[TASK]:
Search the listing for the word "Proof" and copy every line where it turns up.

[GIVEN DATA]:

*-*-*

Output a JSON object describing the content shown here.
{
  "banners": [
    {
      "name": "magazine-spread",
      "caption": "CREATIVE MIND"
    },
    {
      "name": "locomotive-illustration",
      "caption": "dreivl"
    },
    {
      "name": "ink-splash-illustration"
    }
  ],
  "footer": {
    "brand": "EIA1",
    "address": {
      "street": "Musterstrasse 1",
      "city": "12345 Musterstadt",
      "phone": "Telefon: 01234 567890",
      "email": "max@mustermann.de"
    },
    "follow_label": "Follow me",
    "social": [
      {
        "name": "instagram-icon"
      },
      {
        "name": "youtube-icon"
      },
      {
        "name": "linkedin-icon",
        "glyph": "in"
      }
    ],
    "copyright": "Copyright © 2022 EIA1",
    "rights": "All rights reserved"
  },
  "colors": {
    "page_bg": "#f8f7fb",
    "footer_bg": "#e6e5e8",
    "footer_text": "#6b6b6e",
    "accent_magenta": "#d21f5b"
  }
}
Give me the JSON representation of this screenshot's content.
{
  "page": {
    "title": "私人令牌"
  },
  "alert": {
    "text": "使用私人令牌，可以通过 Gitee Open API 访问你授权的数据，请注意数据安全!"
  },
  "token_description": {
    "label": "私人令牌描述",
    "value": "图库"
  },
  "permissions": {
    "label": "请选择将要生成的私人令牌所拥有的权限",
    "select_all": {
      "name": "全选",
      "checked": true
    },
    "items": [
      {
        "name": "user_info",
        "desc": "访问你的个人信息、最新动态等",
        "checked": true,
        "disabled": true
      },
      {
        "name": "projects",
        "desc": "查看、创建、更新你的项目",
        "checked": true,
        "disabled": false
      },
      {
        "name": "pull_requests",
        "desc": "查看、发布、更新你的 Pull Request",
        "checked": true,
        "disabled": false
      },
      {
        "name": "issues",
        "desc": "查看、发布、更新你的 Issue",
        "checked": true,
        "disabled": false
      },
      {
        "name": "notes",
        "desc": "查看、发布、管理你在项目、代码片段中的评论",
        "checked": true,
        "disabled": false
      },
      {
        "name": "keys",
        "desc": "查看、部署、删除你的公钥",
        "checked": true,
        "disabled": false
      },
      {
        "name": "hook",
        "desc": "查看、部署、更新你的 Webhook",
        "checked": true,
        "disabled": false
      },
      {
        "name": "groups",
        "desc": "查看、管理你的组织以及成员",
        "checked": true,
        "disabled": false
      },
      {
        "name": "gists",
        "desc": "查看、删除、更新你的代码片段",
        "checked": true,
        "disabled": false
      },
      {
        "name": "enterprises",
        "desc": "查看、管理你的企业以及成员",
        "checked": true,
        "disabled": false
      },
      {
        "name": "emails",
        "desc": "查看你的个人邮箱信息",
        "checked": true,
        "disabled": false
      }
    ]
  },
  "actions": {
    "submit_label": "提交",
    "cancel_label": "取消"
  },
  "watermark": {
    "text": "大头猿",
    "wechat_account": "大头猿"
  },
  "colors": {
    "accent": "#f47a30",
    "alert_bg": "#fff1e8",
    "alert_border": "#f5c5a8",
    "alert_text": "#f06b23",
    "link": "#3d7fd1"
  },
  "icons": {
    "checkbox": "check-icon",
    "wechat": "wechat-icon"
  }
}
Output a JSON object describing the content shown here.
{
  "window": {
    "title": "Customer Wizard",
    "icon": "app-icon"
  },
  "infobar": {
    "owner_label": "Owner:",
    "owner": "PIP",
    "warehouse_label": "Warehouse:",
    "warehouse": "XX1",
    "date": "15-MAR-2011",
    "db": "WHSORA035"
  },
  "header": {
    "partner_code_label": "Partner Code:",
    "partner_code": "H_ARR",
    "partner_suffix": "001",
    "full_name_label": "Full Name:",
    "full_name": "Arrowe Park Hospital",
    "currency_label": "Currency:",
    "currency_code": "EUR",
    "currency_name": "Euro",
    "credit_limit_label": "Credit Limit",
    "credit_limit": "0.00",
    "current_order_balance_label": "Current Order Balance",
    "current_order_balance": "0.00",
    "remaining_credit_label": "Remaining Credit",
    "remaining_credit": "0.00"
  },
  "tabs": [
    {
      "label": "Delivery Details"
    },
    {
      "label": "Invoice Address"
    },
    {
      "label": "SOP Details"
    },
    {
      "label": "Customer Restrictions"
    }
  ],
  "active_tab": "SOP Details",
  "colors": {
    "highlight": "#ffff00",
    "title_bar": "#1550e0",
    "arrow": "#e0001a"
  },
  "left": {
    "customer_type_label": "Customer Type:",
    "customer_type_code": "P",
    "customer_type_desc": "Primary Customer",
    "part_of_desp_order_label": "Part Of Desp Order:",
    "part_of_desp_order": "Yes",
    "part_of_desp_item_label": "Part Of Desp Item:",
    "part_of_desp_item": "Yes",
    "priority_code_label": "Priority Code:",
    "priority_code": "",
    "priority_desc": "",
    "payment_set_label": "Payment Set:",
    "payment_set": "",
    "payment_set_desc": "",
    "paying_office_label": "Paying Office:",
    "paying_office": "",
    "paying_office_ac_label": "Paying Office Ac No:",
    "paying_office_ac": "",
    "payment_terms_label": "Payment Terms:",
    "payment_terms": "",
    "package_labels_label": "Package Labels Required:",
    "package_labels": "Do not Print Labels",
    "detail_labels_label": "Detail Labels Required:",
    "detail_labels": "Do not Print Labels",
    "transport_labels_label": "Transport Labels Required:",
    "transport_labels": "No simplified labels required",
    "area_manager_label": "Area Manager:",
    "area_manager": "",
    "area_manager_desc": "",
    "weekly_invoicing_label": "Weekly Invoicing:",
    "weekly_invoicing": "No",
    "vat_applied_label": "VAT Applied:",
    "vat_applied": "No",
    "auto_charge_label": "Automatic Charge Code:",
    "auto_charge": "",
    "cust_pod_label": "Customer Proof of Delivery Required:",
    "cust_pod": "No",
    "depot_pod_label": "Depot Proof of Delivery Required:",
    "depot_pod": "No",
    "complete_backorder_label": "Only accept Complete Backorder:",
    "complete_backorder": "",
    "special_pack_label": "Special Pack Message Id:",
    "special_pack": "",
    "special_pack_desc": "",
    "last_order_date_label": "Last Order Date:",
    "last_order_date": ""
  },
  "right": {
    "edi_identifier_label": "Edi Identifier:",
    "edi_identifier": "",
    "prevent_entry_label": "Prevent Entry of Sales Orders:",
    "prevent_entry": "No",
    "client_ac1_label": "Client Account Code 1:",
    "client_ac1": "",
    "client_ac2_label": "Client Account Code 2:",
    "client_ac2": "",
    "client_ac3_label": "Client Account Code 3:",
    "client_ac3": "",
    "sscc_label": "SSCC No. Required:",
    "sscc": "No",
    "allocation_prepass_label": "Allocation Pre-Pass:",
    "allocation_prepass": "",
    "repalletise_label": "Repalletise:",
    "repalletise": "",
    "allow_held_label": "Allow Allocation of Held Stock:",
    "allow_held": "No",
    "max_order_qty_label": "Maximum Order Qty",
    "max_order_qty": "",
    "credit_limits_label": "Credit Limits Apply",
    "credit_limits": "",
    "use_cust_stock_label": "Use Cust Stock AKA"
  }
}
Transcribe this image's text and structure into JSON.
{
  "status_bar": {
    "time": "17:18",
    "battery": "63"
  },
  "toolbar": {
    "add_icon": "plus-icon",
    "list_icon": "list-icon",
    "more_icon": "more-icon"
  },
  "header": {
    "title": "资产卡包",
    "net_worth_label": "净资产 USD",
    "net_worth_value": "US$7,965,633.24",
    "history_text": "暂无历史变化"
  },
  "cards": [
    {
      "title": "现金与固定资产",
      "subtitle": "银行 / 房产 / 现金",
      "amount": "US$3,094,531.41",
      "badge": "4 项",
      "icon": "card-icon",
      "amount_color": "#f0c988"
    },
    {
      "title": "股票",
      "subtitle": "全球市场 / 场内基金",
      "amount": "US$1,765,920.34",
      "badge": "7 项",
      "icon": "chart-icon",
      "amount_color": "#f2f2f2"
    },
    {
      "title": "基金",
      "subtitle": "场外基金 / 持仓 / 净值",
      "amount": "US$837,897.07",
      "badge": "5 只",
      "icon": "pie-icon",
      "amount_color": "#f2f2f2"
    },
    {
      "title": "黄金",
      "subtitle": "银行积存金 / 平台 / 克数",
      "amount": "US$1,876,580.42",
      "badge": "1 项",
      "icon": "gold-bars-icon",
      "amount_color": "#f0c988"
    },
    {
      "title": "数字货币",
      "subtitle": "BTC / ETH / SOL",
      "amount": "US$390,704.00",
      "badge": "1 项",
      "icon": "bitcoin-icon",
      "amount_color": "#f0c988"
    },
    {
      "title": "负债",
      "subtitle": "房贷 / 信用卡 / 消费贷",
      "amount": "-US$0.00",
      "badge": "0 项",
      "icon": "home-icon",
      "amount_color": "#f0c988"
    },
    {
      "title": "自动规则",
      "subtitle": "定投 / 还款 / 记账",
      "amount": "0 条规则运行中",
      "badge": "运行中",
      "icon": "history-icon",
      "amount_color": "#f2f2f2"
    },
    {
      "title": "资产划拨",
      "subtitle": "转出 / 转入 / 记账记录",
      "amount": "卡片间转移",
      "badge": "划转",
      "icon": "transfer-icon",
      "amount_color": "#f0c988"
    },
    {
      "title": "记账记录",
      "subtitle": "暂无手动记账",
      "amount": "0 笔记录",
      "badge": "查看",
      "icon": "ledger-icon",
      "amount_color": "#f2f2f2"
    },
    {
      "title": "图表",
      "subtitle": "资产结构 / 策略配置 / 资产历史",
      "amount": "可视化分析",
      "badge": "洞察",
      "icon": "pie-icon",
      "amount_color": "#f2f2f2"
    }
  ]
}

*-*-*

[TASK ANSWER]:
    "cust_pod_label": "Customer Proof of Delivery Required:",
    "depot_pod_label": "Depot Proof of Delivery Required:",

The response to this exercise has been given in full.